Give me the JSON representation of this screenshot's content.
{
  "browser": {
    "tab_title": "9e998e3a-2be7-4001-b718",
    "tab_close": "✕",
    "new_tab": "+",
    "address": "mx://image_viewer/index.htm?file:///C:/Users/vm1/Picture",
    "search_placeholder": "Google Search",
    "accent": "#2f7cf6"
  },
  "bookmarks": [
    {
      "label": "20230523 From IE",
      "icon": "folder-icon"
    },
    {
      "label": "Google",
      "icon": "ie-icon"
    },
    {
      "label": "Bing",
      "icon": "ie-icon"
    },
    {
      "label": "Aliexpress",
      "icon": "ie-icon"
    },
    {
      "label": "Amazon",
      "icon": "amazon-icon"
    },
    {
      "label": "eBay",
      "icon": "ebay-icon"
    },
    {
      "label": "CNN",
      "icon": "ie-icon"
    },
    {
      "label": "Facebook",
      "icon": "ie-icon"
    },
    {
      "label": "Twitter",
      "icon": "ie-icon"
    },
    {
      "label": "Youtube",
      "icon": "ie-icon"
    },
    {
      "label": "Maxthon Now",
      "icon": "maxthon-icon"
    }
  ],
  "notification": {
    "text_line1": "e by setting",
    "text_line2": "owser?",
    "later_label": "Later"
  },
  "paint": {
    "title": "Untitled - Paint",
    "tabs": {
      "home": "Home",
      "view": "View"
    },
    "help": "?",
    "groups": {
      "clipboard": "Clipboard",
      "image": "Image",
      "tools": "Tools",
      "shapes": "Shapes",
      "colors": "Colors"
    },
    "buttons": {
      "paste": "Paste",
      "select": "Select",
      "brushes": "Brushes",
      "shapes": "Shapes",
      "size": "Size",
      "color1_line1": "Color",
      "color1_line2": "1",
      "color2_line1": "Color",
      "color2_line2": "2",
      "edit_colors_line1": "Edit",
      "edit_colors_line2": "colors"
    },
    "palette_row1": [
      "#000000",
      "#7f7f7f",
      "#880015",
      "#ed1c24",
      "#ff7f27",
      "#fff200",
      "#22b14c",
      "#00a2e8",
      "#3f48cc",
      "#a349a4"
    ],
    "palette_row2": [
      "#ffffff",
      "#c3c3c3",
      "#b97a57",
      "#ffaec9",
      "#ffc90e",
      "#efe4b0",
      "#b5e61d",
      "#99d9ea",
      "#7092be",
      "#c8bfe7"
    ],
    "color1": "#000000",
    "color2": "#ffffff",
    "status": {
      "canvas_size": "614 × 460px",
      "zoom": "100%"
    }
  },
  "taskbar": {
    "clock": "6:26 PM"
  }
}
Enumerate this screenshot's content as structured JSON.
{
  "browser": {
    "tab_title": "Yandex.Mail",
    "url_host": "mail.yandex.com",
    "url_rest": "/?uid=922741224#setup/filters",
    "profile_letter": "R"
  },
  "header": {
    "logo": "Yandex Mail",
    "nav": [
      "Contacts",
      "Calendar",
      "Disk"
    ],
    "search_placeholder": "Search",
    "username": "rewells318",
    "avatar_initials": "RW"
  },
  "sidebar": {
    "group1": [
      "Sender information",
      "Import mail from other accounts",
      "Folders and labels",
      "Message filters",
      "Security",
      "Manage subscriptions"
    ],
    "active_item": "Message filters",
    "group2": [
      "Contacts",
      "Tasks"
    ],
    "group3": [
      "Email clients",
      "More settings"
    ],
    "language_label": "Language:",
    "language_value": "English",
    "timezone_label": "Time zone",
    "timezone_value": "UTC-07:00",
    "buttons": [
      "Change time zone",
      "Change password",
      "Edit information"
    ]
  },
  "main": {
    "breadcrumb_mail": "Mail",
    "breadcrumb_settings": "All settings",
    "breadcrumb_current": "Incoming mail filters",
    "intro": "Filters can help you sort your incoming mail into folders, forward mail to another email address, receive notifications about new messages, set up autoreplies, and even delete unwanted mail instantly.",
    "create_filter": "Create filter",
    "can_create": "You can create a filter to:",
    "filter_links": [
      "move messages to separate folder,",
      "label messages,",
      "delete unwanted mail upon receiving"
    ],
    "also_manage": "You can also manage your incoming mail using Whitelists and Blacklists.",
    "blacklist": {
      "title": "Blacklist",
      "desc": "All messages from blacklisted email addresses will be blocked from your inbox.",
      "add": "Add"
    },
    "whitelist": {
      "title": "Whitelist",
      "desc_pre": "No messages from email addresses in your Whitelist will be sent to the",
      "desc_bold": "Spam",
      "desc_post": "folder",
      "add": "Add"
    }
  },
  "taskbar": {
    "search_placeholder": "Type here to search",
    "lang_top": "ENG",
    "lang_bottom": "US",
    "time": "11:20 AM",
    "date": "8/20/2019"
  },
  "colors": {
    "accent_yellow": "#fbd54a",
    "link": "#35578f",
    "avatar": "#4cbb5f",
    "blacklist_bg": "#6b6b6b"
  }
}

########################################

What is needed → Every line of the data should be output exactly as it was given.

Completed task →
Give me the JSON representation of this screenshot's content.
{
  "browser": {
    "tab_title": "9e998e3a-2be7-4001-b718",
    "tab_close": "✕",
    "new_tab": "+",
    "address": "mx://image_viewer/index.htm?file:///C:/Users/vm1/Picture",
    "search_placeholder": "Google Search",
    "accent": "#2f7cf6"
  },
  "bookmarks": [
    {
      "label": "20230523 From IE",
      "icon": "folder-icon"
    },
    {
      "label": "Google",
      "icon": "ie-icon"
    },
    {
      "label": "Bing",
      "icon": "ie-icon"
    },
    {
      "label": "Aliexpress",
      "icon": "ie-icon"
    },
    {
      "label": "Amazon",
      "icon": "amazon-icon"
    },
    {
      "label": "eBay",
      "icon": "ebay-icon"
    },
    {
      "label": "CNN",
      "icon": "ie-icon"
    },
    {
      "label": "Facebook",
      "icon": "ie-icon"
    },
    {
      "label": "Twitter",
      "icon": "ie-icon"
    },
    {
      "label": "Youtube",
      "icon": "ie-icon"
    },
    {
      "label": "Maxthon Now",
      "icon": "maxthon-icon"
    }
  ],
  "notification": {
    "text_line1": "e by setting",
    "text_line2": "owser?",
    "later_label": "Later"
  },
  "paint": {
    "title": "Untitled - Paint",
    "tabs": {
      "home": "Home",
      "view": "View"
    },
    "help": "?",
    "groups": {
      "clipboard": "Clipboard",
      "image": "Image",
      "tools": "Tools",
      "shapes": "Shapes",
      "colors": "Colors"
    },
    "buttons": {
      "paste": "Paste",
      "select": "Select",
      "brushes": "Brushes",
      "shapes": "Shapes",
      "size": "Size",
      "color1_line1": "Color",
      "color1_line2": "1",
      "color2_line1": "Color",
      "color2_line2": "2",
      "edit_colors_line1": "Edit",
      "edit_colors_line2": "colors"
    },
    "palette_row1": [
      "#000000",
      "#7f7f7f",
      "#880015",
      "#ed1c24",
      "#ff7f27",
      "#fff200",
      "#22b14c",
      "#00a2e8",
      "#3f48cc",
      "#a349a4"
    ],
    "palette_row2": [
      "#ffffff",
      "#c3c3c3",
      "#b97a57",
      "#ffaec9",
      "#ffc90e",
      "#efe4b0",
      "#b5e61d",
      "#99d9ea",
      "#7092be",
      "#c8bfe7"
    ],
    "color1": "#000000",
    "color2": "#ffffff",
    "status": {
      "canvas_size": "614 × 460px",
      "zoom": "100%"
    }
  },
  "taskbar": {
    "clock": "6:26 PM"
  }
}
Enumerate this screenshot's content as structured JSON.
{
  "browser": {
    "tab_title": "Yandex.Mail",
    "url_host": "mail.yandex.com",
    "url_rest": "/?uid=922741224#setup/filters",
    "profile_letter": "R"
  },
  "header": {
    "logo": "Yandex Mail",
    "nav": [
      "Contacts",
      "Calendar",
      "Disk"
    ],
    "search_placeholder": "Search",
    "username": "rewells318",
    "avatar_initials": "RW"
  },
  "sidebar": {
    "group1": [
      "Sender information",
      "Import mail from other accounts",
      "Folders and labels",
      "Message filters",
      "Security",
      "Manage subscriptions"
    ],
    "active_item": "Message filters",
    "group2": [
      "Contacts",
      "Tasks"
    ],
    "group3": [
      "Email clients",
      "More settings"
    ],
    "language_label": "Language:",
    "language_value": "English",
    "timezone_label": "Time zone",
    "timezone_value": "UTC-07:00",
    "buttons": [
      "Change time zone",
      "Change password",
      "Edit information"
    ]
  },
  "main": {
    "breadcrumb_mail": "Mail",
    "breadcrumb_settings": "All settings",
    "breadcrumb_current": "Incoming mail filters",
    "intro": "Filters can help you sort your incoming mail into folders, forward mail to another email address, receive notifications about new messages, set up autoreplies, and even delete unwanted mail instantly.",
    "create_filter": "Create filter",
    "can_create": "You can create a filter to:",
    "filter_links": [
      "move messages to separate folder,",
      "label messages,",
      "delete unwanted mail upon receiving"
    ],
    "also_manage": "You can also manage your incoming mail using Whitelists and Blacklists.",
    "blacklist": {
      "title": "Blacklist",
      "desc": "All messages from blacklisted email addresses will be blocked from your inbox.",
      "add": "Add"
    },
    "whitelist": {
      "title": "Whitelist",
      "desc_pre": "No messages from email addresses in your Whitelist will be sent to the",
      "desc_bold": "Spam",
      "desc_post": "folder",
      "add": "Add"
    }
  },
  "taskbar": {
    "search_placeholder": "Type here to search",
    "lang_top": "ENG",
    "lang_bottom": "US",
    "time": "11:20 AM",
    "date": "8/20/2019"
  },
  "colors": {
    "accent_yellow": "#fbd54a",
    "link": "#35578f",
    "avatar": "#4cbb5f",
    "blacklist_bg": "#6b6b6b"
  }
}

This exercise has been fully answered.